| Task requirements |
All entries should be copied exactly; the pictures stay out.

Input below:

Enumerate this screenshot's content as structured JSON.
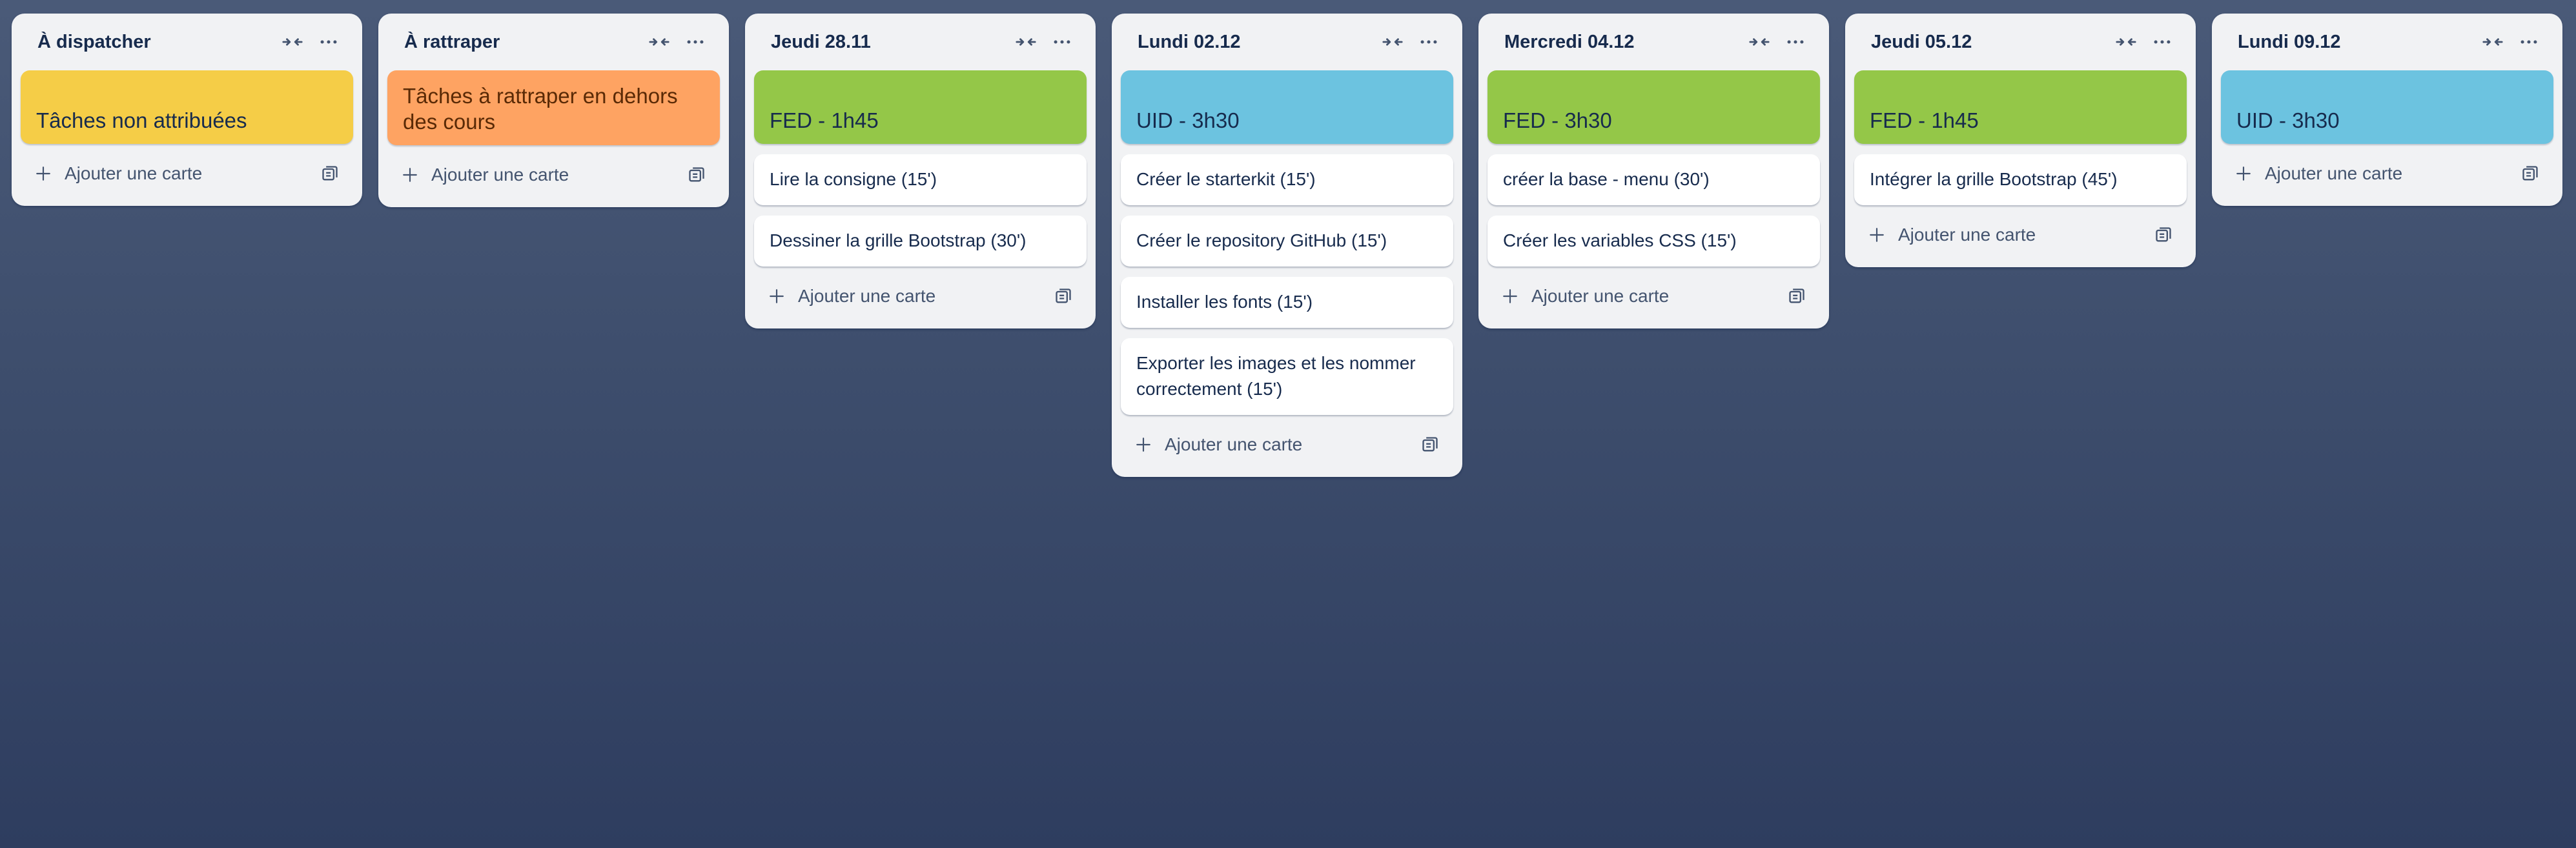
{
  "board": {
    "lists": [
      {
        "title": "À dispatcher",
        "cover": {
          "text": "Tâches non attribuées",
          "color": "#f5cd47"
        },
        "cards": [],
        "add_label": "Ajouter une carte"
      },
      {
        "title": "À rattraper",
        "cover": {
          "text": "Tâches à rattraper en dehors des cours",
          "color": "#fea362"
        },
        "cards": [],
        "add_label": "Ajouter une carte"
      },
      {
        "title": "Jeudi 28.11",
        "cover": {
          "text": "FED - 1h45",
          "color": "#94c748"
        },
        "cards": [
          "Lire la consigne (15')",
          "Dessiner la grille Bootstrap (30')"
        ],
        "add_label": "Ajouter une carte"
      },
      {
        "title": "Lundi 02.12",
        "cover": {
          "text": "UID - 3h30",
          "color": "#6cc3e0"
        },
        "cards": [
          "Créer le starterkit (15')",
          "Créer le repository GitHub (15')",
          "Installer les fonts (15')",
          "Exporter les images et les nommer correctement (15')"
        ],
        "add_label": "Ajouter une carte"
      },
      {
        "title": "Mercredi 04.12",
        "cover": {
          "text": "FED - 3h30",
          "color": "#94c748"
        },
        "cards": [
          "créer la base - menu (30')",
          "Créer les variables CSS (15')"
        ],
        "add_label": "Ajouter une carte"
      },
      {
        "title": "Jeudi 05.12",
        "cover": {
          "text": "FED - 1h45",
          "color": "#94c748"
        },
        "cards": [
          "Intégrer la grille Bootstrap (45')"
        ],
        "add_label": "Ajouter une carte"
      },
      {
        "title": "Lundi 09.12",
        "cover": {
          "text": "UID - 3h30",
          "color": "#6cc3e0"
        },
        "cards": [],
        "add_label": "Ajouter une carte"
      }
    ],
    "icons": {
      "collapse": "collapse-list-icon",
      "more": "more-options-icon",
      "add": "plus-icon",
      "template": "card-template-icon"
    }
  }
}
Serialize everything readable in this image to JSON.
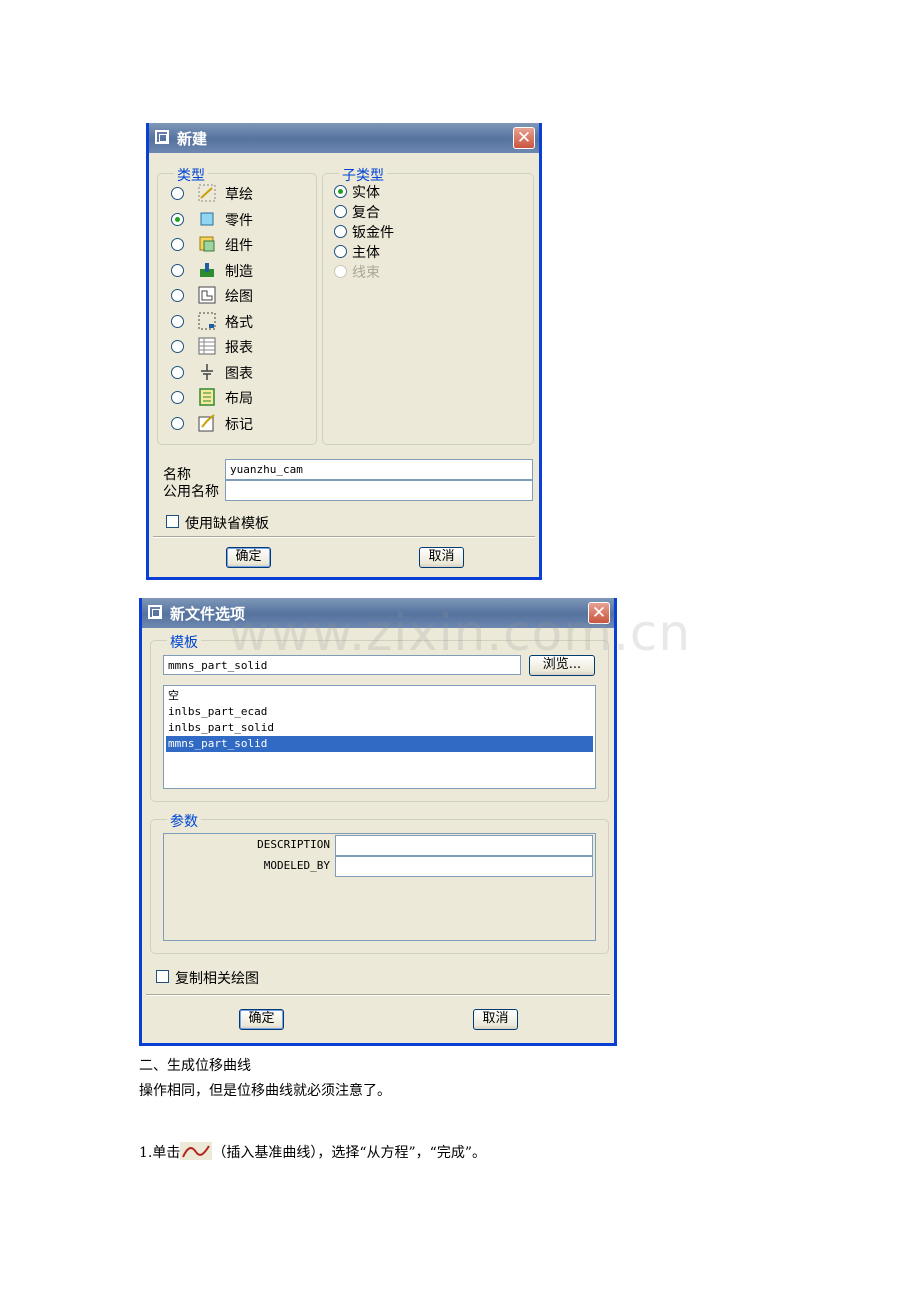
{
  "dialog1": {
    "title": "新建",
    "close": "✕",
    "type_group": {
      "legend": "类型",
      "items": [
        {
          "label": "草绘",
          "icon": "sketch-icon",
          "selected": false
        },
        {
          "label": "零件",
          "icon": "part-icon",
          "selected": true
        },
        {
          "label": "组件",
          "icon": "assembly-icon",
          "selected": false
        },
        {
          "label": "制造",
          "icon": "manufacturing-icon",
          "selected": false
        },
        {
          "label": "绘图",
          "icon": "drawing-icon",
          "selected": false
        },
        {
          "label": "格式",
          "icon": "format-icon",
          "selected": false
        },
        {
          "label": "报表",
          "icon": "report-icon",
          "selected": false
        },
        {
          "label": "图表",
          "icon": "diagram-icon",
          "selected": false
        },
        {
          "label": "布局",
          "icon": "layout-icon",
          "selected": false
        },
        {
          "label": "标记",
          "icon": "markup-icon",
          "selected": false
        }
      ]
    },
    "subtype_group": {
      "legend": "子类型",
      "items": [
        {
          "label": "实体",
          "selected": true,
          "disabled": false
        },
        {
          "label": "复合",
          "selected": false,
          "disabled": false
        },
        {
          "label": "钣金件",
          "selected": false,
          "disabled": false
        },
        {
          "label": "主体",
          "selected": false,
          "disabled": false
        },
        {
          "label": "线束",
          "selected": false,
          "disabled": true
        }
      ]
    },
    "name_label": "名称",
    "name_value": "yuanzhu_cam",
    "common_name_label": "公用名称",
    "common_name_value": "",
    "use_default_template_label": "使用缺省模板",
    "ok_label": "确定",
    "cancel_label": "取消"
  },
  "dialog2": {
    "title": "新文件选项",
    "close": "✕",
    "template_legend": "模板",
    "template_value": "mmns_part_solid",
    "browse_label": "浏览...",
    "template_list": [
      "空",
      "inlbs_part_ecad",
      "inlbs_part_solid",
      "mmns_part_solid"
    ],
    "selected_template_index": 3,
    "params_legend": "参数",
    "params": [
      {
        "name": "DESCRIPTION",
        "value": ""
      },
      {
        "name": "MODELED_BY",
        "value": ""
      }
    ],
    "copy_drawings_label": "复制相关绘图",
    "ok_label": "确定",
    "cancel_label": "取消"
  },
  "watermark": "www.zixin.com.cn",
  "document": {
    "heading": "二、生成位移曲线",
    "line1": "操作相同，但是位移曲线就必须注意了。",
    "step_prefix": "1.单击",
    "step_icon": "insert-datum-curve-icon",
    "step_suffix": "（插入基准曲线），选择“从方程”，“完成”。"
  },
  "colors": {
    "title_bar": "#6a86ad",
    "legend_text": "#0046d5",
    "selection": "#316ac5",
    "radio_dot": "#21a121"
  }
}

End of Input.

| Response to the task |
Enumerate this screenshot's content as structured JSON.
{
  "board": {
    "lists": [
      {
        "title": "À dispatcher",
        "cover": {
          "text": "Tâches non attribuées",
          "color": "#f5cd47"
        },
        "cards": [],
        "add_label": "Ajouter une carte"
      },
      {
        "title": "À rattraper",
        "cover": {
          "text": "Tâches à rattraper en dehors des cours",
          "color": "#fea362"
        },
        "cards": [],
        "add_label": "Ajouter une carte"
      },
      {
        "title": "Jeudi 28.11",
        "cover": {
          "text": "FED - 1h45",
          "color": "#94c748"
        },
        "cards": [
          "Lire la consigne (15')",
          "Dessiner la grille Bootstrap (30')"
        ],
        "add_label": "Ajouter une carte"
      },
      {
        "title": "Lundi 02.12",
        "cover": {
          "text": "UID - 3h30",
          "color": "#6cc3e0"
        },
        "cards": [
          "Créer le starterkit (15')",
          "Créer le repository GitHub (15')",
          "Installer les fonts (15')",
          "Exporter les images et les nommer correctement (15')"
        ],
        "add_label": "Ajouter une carte"
      },
      {
        "title": "Mercredi 04.12",
        "cover": {
          "text": "FED - 3h30",
          "color": "#94c748"
        },
        "cards": [
          "créer la base - menu (30')",
          "Créer les variables CSS (15')"
        ],
        "add_label": "Ajouter une carte"
      },
      {
        "title": "Jeudi 05.12",
        "cover": {
          "text": "FED - 1h45",
          "color": "#94c748"
        },
        "cards": [
          "Intégrer la grille Bootstrap (45')"
        ],
        "add_label": "Ajouter une carte"
      },
      {
        "title": "Lundi 09.12",
        "cover": {
          "text": "UID - 3h30",
          "color": "#6cc3e0"
        },
        "cards": [],
        "add_label": "Ajouter une carte"
      }
    ],
    "icons": {
      "collapse": "collapse-list-icon",
      "more": "more-options-icon",
      "add": "plus-icon",
      "template": "card-template-icon"
    }
  }
}
Serialize everything readable in this image to JSON.
{
  "dialog1": {
    "title": "新建",
    "close": "✕",
    "type_group": {
      "legend": "类型",
      "items": [
        {
          "label": "草绘",
          "icon": "sketch-icon",
          "selected": false
        },
        {
          "label": "零件",
          "icon": "part-icon",
          "selected": true
        },
        {
          "label": "组件",
          "icon": "assembly-icon",
          "selected": false
        },
        {
          "label": "制造",
          "icon": "manufacturing-icon",
          "selected": false
        },
        {
          "label": "绘图",
          "icon": "drawing-icon",
          "selected": false
        },
        {
          "label": "格式",
          "icon": "format-icon",
          "selected": false
        },
        {
          "label": "报表",
          "icon": "report-icon",
          "selected": false
        },
        {
          "label": "图表",
          "icon": "diagram-icon",
          "selected": false
        },
        {
          "label": "布局",
          "icon": "layout-icon",
          "selected": false
        },
        {
          "label": "标记",
          "icon": "markup-icon",
          "selected": false
        }
      ]
    },
    "subtype_group": {
      "legend": "子类型",
      "items": [
        {
          "label": "实体",
          "selected": true,
          "disabled": false
        },
        {
          "label": "复合",
          "selected": false,
          "disabled": false
        },
        {
          "label": "钣金件",
          "selected": false,
          "disabled": false
        },
        {
          "label": "主体",
          "selected": false,
          "disabled": false
        },
        {
          "label": "线束",
          "selected": false,
          "disabled": true
        }
      ]
    },
    "name_label": "名称",
    "name_value": "yuanzhu_cam",
    "common_name_label": "公用名称",
    "common_name_value": "",
    "use_default_template_label": "使用缺省模板",
    "ok_label": "确定",
    "cancel_label": "取消"
  },
  "dialog2": {
    "title": "新文件选项",
    "close": "✕",
    "template_legend": "模板",
    "template_value": "mmns_part_solid",
    "browse_label": "浏览...",
    "template_list": [
      "空",
      "inlbs_part_ecad",
      "inlbs_part_solid",
      "mmns_part_solid"
    ],
    "selected_template_index": 3,
    "params_legend": "参数",
    "params": [
      {
        "name": "DESCRIPTION",
        "value": ""
      },
      {
        "name": "MODELED_BY",
        "value": ""
      }
    ],
    "copy_drawings_label": "复制相关绘图",
    "ok_label": "确定",
    "cancel_label": "取消"
  },
  "watermark": "www.zixin.com.cn",
  "document": {
    "heading": "二、生成位移曲线",
    "line1": "操作相同，但是位移曲线就必须注意了。",
    "step_prefix": "1.单击",
    "step_icon": "insert-datum-curve-icon",
    "step_suffix": "（插入基准曲线），选择“从方程”，“完成”。"
  },
  "colors": {
    "title_bar": "#6a86ad",
    "legend_text": "#0046d5",
    "selection": "#316ac5",
    "radio_dot": "#21a121"
  }
}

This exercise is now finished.